Elmer KeithBill Jordan and Skeeter Skelton, firearms industry icons all three, designed the .41 Remington Magnum and introduced it in 1964 to the shooting public. The motivation for developing the .41 Magnum was to address issues that law enforcement agencies commonly had with the .357 Magnum. The designers wanted a cartridge more powerful than the .357 Magnum, which was felt at the time to have lackluster performance. It is worth noting that the development of the .41 Magnum happened before hollow point bullets were widely available. Most police agencies loaded their revolvers to shoot semiwadcutter or wadcutter bullets.

The .41 Magnum was originally loaded with semiwadcutter bullets weighing 200 grains with a velocity of about 900 feet per second at the muzzle.  Elmer Keith wanted to present a cartridge with these characteristics to the law enforcement community as his solution to better the .357 Magnum. Remington, however, due to the fondness for high powered cartridges by handgun shooters of all stripes, elected to boost the muzzle velocity of the 200 grain bullet to 1,150 feet per second from 900 feet per second. Recoil increased significantly, something that Keith actively tried to avoid for his law enforcement load. Smith and Wesson then decided to chamber their large N-frame Model 57 revolver for the .41 Magnum. Law enforcement officers did not like the larger size and heavier weight of the big handgun. Shot from an unwieldy gun with a hot load and harsh recoil, the .41 Magnum never was very well received by the police.

In other circles, however, hunters for example, the .41 Magnum was appreciated and popular. Compared to the .44 Magnum, the .41 Magnum offers flatter shots and less recoil than the .44 Mag. In many different load configurations, the .41 Mag. has equal or better muzzle velocity and muzzle energy than its bigger cousin. The .41 Magnum today is used by those in North American hunting deer and even small bear. The more advanced designs of hollow point bullets make the cartridge effective for hunting.

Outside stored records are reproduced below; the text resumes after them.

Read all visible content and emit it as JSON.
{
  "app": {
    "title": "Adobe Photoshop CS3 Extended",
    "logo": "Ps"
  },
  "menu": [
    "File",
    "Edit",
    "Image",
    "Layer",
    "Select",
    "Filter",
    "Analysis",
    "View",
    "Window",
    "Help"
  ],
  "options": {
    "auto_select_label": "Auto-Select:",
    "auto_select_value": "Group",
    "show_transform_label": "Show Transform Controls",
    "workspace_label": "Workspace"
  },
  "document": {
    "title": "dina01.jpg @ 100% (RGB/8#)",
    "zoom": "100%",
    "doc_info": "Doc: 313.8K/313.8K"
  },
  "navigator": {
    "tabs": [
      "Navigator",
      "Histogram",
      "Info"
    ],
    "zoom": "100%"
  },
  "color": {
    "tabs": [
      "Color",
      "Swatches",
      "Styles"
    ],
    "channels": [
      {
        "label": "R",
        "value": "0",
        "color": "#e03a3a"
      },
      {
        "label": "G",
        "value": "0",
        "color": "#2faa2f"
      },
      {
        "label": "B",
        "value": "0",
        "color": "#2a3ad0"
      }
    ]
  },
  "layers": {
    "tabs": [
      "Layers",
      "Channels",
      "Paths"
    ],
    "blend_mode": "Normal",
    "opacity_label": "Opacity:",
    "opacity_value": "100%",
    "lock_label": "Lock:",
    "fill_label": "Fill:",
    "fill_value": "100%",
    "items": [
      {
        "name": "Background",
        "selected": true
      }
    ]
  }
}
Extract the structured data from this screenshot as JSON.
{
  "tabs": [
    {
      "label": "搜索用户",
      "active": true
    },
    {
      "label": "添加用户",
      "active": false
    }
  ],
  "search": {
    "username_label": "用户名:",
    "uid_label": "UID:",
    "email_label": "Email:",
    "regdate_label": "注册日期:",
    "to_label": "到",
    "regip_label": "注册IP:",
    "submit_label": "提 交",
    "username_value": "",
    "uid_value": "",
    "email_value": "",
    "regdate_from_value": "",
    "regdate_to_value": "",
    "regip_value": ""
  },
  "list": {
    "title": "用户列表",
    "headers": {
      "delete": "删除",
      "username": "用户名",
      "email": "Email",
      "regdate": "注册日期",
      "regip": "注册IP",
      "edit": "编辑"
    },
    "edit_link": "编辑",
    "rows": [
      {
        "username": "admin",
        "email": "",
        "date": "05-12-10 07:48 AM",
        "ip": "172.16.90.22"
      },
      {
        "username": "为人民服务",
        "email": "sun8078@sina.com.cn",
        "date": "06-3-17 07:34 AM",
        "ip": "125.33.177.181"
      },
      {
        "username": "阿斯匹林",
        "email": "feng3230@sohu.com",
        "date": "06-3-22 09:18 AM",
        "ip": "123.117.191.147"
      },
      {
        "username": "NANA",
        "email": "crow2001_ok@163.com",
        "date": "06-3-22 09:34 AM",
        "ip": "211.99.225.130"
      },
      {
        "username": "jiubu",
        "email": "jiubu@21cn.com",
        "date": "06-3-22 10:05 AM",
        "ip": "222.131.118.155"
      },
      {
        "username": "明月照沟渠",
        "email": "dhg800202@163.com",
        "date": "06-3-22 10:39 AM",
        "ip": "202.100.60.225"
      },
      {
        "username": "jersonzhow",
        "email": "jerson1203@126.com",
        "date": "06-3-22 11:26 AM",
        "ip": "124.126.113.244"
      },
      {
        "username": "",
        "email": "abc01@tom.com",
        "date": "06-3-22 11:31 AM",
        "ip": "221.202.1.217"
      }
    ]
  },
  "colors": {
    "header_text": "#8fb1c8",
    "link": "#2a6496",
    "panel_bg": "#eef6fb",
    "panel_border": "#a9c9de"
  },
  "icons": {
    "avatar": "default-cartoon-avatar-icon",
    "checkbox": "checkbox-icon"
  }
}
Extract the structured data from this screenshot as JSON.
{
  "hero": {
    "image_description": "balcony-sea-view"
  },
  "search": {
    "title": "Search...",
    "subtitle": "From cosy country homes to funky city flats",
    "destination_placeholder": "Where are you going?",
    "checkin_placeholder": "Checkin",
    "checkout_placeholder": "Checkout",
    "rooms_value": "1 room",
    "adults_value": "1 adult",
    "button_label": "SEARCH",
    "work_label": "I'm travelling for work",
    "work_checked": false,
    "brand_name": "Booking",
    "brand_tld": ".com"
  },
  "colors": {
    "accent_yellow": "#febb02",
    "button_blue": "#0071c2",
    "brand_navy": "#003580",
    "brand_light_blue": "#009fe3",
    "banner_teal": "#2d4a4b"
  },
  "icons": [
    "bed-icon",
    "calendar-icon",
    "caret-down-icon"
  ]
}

The .41 Magnum will likely not be as popular as the .44 Magnum among hunters, but it has many great characteristics that ensure it will still be an excellent hunting choice in the coming years.